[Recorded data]
============================================================
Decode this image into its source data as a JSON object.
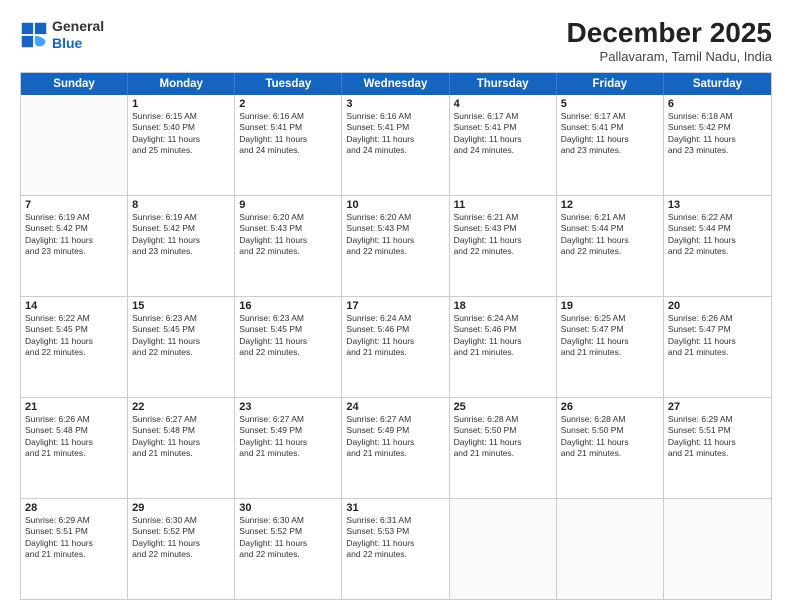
{
  "header": {
    "logo_line1": "General",
    "logo_line2": "Blue",
    "month_title": "December 2025",
    "location": "Pallavaram, Tamil Nadu, India"
  },
  "weekdays": [
    "Sunday",
    "Monday",
    "Tuesday",
    "Wednesday",
    "Thursday",
    "Friday",
    "Saturday"
  ],
  "rows": [
    [
      {
        "day": "",
        "info": ""
      },
      {
        "day": "1",
        "info": "Sunrise: 6:15 AM\nSunset: 5:40 PM\nDaylight: 11 hours\nand 25 minutes."
      },
      {
        "day": "2",
        "info": "Sunrise: 6:16 AM\nSunset: 5:41 PM\nDaylight: 11 hours\nand 24 minutes."
      },
      {
        "day": "3",
        "info": "Sunrise: 6:16 AM\nSunset: 5:41 PM\nDaylight: 11 hours\nand 24 minutes."
      },
      {
        "day": "4",
        "info": "Sunrise: 6:17 AM\nSunset: 5:41 PM\nDaylight: 11 hours\nand 24 minutes."
      },
      {
        "day": "5",
        "info": "Sunrise: 6:17 AM\nSunset: 5:41 PM\nDaylight: 11 hours\nand 23 minutes."
      },
      {
        "day": "6",
        "info": "Sunrise: 6:18 AM\nSunset: 5:42 PM\nDaylight: 11 hours\nand 23 minutes."
      }
    ],
    [
      {
        "day": "7",
        "info": "Sunrise: 6:19 AM\nSunset: 5:42 PM\nDaylight: 11 hours\nand 23 minutes."
      },
      {
        "day": "8",
        "info": "Sunrise: 6:19 AM\nSunset: 5:42 PM\nDaylight: 11 hours\nand 23 minutes."
      },
      {
        "day": "9",
        "info": "Sunrise: 6:20 AM\nSunset: 5:43 PM\nDaylight: 11 hours\nand 22 minutes."
      },
      {
        "day": "10",
        "info": "Sunrise: 6:20 AM\nSunset: 5:43 PM\nDaylight: 11 hours\nand 22 minutes."
      },
      {
        "day": "11",
        "info": "Sunrise: 6:21 AM\nSunset: 5:43 PM\nDaylight: 11 hours\nand 22 minutes."
      },
      {
        "day": "12",
        "info": "Sunrise: 6:21 AM\nSunset: 5:44 PM\nDaylight: 11 hours\nand 22 minutes."
      },
      {
        "day": "13",
        "info": "Sunrise: 6:22 AM\nSunset: 5:44 PM\nDaylight: 11 hours\nand 22 minutes."
      }
    ],
    [
      {
        "day": "14",
        "info": "Sunrise: 6:22 AM\nSunset: 5:45 PM\nDaylight: 11 hours\nand 22 minutes."
      },
      {
        "day": "15",
        "info": "Sunrise: 6:23 AM\nSunset: 5:45 PM\nDaylight: 11 hours\nand 22 minutes."
      },
      {
        "day": "16",
        "info": "Sunrise: 6:23 AM\nSunset: 5:45 PM\nDaylight: 11 hours\nand 22 minutes."
      },
      {
        "day": "17",
        "info": "Sunrise: 6:24 AM\nSunset: 5:46 PM\nDaylight: 11 hours\nand 21 minutes."
      },
      {
        "day": "18",
        "info": "Sunrise: 6:24 AM\nSunset: 5:46 PM\nDaylight: 11 hours\nand 21 minutes."
      },
      {
        "day": "19",
        "info": "Sunrise: 6:25 AM\nSunset: 5:47 PM\nDaylight: 11 hours\nand 21 minutes."
      },
      {
        "day": "20",
        "info": "Sunrise: 6:26 AM\nSunset: 5:47 PM\nDaylight: 11 hours\nand 21 minutes."
      }
    ],
    [
      {
        "day": "21",
        "info": "Sunrise: 6:26 AM\nSunset: 5:48 PM\nDaylight: 11 hours\nand 21 minutes."
      },
      {
        "day": "22",
        "info": "Sunrise: 6:27 AM\nSunset: 5:48 PM\nDaylight: 11 hours\nand 21 minutes."
      },
      {
        "day": "23",
        "info": "Sunrise: 6:27 AM\nSunset: 5:49 PM\nDaylight: 11 hours\nand 21 minutes."
      },
      {
        "day": "24",
        "info": "Sunrise: 6:27 AM\nSunset: 5:49 PM\nDaylight: 11 hours\nand 21 minutes."
      },
      {
        "day": "25",
        "info": "Sunrise: 6:28 AM\nSunset: 5:50 PM\nDaylight: 11 hours\nand 21 minutes."
      },
      {
        "day": "26",
        "info": "Sunrise: 6:28 AM\nSunset: 5:50 PM\nDaylight: 11 hours\nand 21 minutes."
      },
      {
        "day": "27",
        "info": "Sunrise: 6:29 AM\nSunset: 5:51 PM\nDaylight: 11 hours\nand 21 minutes."
      }
    ],
    [
      {
        "day": "28",
        "info": "Sunrise: 6:29 AM\nSunset: 5:51 PM\nDaylight: 11 hours\nand 21 minutes."
      },
      {
        "day": "29",
        "info": "Sunrise: 6:30 AM\nSunset: 5:52 PM\nDaylight: 11 hours\nand 22 minutes."
      },
      {
        "day": "30",
        "info": "Sunrise: 6:30 AM\nSunset: 5:52 PM\nDaylight: 11 hours\nand 22 minutes."
      },
      {
        "day": "31",
        "info": "Sunrise: 6:31 AM\nSunset: 5:53 PM\nDaylight: 11 hours\nand 22 minutes."
      },
      {
        "day": "",
        "info": ""
      },
      {
        "day": "",
        "info": ""
      },
      {
        "day": "",
        "info": ""
      }
    ]
  ]
}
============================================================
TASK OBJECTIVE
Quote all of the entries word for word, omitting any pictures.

ANSWER TO THE PROBLEM
Decode this image into its source data as a JSON object.
{
  "header": {
    "logo_line1": "General",
    "logo_line2": "Blue",
    "month_title": "December 2025",
    "location": "Pallavaram, Tamil Nadu, India"
  },
  "weekdays": [
    "Sunday",
    "Monday",
    "Tuesday",
    "Wednesday",
    "Thursday",
    "Friday",
    "Saturday"
  ],
  "rows": [
    [
      {
        "day": "",
        "info": ""
      },
      {
        "day": "1",
        "info": "Sunrise: 6:15 AM\nSunset: 5:40 PM\nDaylight: 11 hours\nand 25 minutes."
      },
      {
        "day": "2",
        "info": "Sunrise: 6:16 AM\nSunset: 5:41 PM\nDaylight: 11 hours\nand 24 minutes."
      },
      {
        "day": "3",
        "info": "Sunrise: 6:16 AM\nSunset: 5:41 PM\nDaylight: 11 hours\nand 24 minutes."
      },
      {
        "day": "4",
        "info": "Sunrise: 6:17 AM\nSunset: 5:41 PM\nDaylight: 11 hours\nand 24 minutes."
      },
      {
        "day": "5",
        "info": "Sunrise: 6:17 AM\nSunset: 5:41 PM\nDaylight: 11 hours\nand 23 minutes."
      },
      {
        "day": "6",
        "info": "Sunrise: 6:18 AM\nSunset: 5:42 PM\nDaylight: 11 hours\nand 23 minutes."
      }
    ],
    [
      {
        "day": "7",
        "info": "Sunrise: 6:19 AM\nSunset: 5:42 PM\nDaylight: 11 hours\nand 23 minutes."
      },
      {
        "day": "8",
        "info": "Sunrise: 6:19 AM\nSunset: 5:42 PM\nDaylight: 11 hours\nand 23 minutes."
      },
      {
        "day": "9",
        "info": "Sunrise: 6:20 AM\nSunset: 5:43 PM\nDaylight: 11 hours\nand 22 minutes."
      },
      {
        "day": "10",
        "info": "Sunrise: 6:20 AM\nSunset: 5:43 PM\nDaylight: 11 hours\nand 22 minutes."
      },
      {
        "day": "11",
        "info": "Sunrise: 6:21 AM\nSunset: 5:43 PM\nDaylight: 11 hours\nand 22 minutes."
      },
      {
        "day": "12",
        "info": "Sunrise: 6:21 AM\nSunset: 5:44 PM\nDaylight: 11 hours\nand 22 minutes."
      },
      {
        "day": "13",
        "info": "Sunrise: 6:22 AM\nSunset: 5:44 PM\nDaylight: 11 hours\nand 22 minutes."
      }
    ],
    [
      {
        "day": "14",
        "info": "Sunrise: 6:22 AM\nSunset: 5:45 PM\nDaylight: 11 hours\nand 22 minutes."
      },
      {
        "day": "15",
        "info": "Sunrise: 6:23 AM\nSunset: 5:45 PM\nDaylight: 11 hours\nand 22 minutes."
      },
      {
        "day": "16",
        "info": "Sunrise: 6:23 AM\nSunset: 5:45 PM\nDaylight: 11 hours\nand 22 minutes."
      },
      {
        "day": "17",
        "info": "Sunrise: 6:24 AM\nSunset: 5:46 PM\nDaylight: 11 hours\nand 21 minutes."
      },
      {
        "day": "18",
        "info": "Sunrise: 6:24 AM\nSunset: 5:46 PM\nDaylight: 11 hours\nand 21 minutes."
      },
      {
        "day": "19",
        "info": "Sunrise: 6:25 AM\nSunset: 5:47 PM\nDaylight: 11 hours\nand 21 minutes."
      },
      {
        "day": "20",
        "info": "Sunrise: 6:26 AM\nSunset: 5:47 PM\nDaylight: 11 hours\nand 21 minutes."
      }
    ],
    [
      {
        "day": "21",
        "info": "Sunrise: 6:26 AM\nSunset: 5:48 PM\nDaylight: 11 hours\nand 21 minutes."
      },
      {
        "day": "22",
        "info": "Sunrise: 6:27 AM\nSunset: 5:48 PM\nDaylight: 11 hours\nand 21 minutes."
      },
      {
        "day": "23",
        "info": "Sunrise: 6:27 AM\nSunset: 5:49 PM\nDaylight: 11 hours\nand 21 minutes."
      },
      {
        "day": "24",
        "info": "Sunrise: 6:27 AM\nSunset: 5:49 PM\nDaylight: 11 hours\nand 21 minutes."
      },
      {
        "day": "25",
        "info": "Sunrise: 6:28 AM\nSunset: 5:50 PM\nDaylight: 11 hours\nand 21 minutes."
      },
      {
        "day": "26",
        "info": "Sunrise: 6:28 AM\nSunset: 5:50 PM\nDaylight: 11 hours\nand 21 minutes."
      },
      {
        "day": "27",
        "info": "Sunrise: 6:29 AM\nSunset: 5:51 PM\nDaylight: 11 hours\nand 21 minutes."
      }
    ],
    [
      {
        "day": "28",
        "info": "Sunrise: 6:29 AM\nSunset: 5:51 PM\nDaylight: 11 hours\nand 21 minutes."
      },
      {
        "day": "29",
        "info": "Sunrise: 6:30 AM\nSunset: 5:52 PM\nDaylight: 11 hours\nand 22 minutes."
      },
      {
        "day": "30",
        "info": "Sunrise: 6:30 AM\nSunset: 5:52 PM\nDaylight: 11 hours\nand 22 minutes."
      },
      {
        "day": "31",
        "info": "Sunrise: 6:31 AM\nSunset: 5:53 PM\nDaylight: 11 hours\nand 22 minutes."
      },
      {
        "day": "",
        "info": ""
      },
      {
        "day": "",
        "info": ""
      },
      {
        "day": "",
        "info": ""
      }
    ]
  ]
}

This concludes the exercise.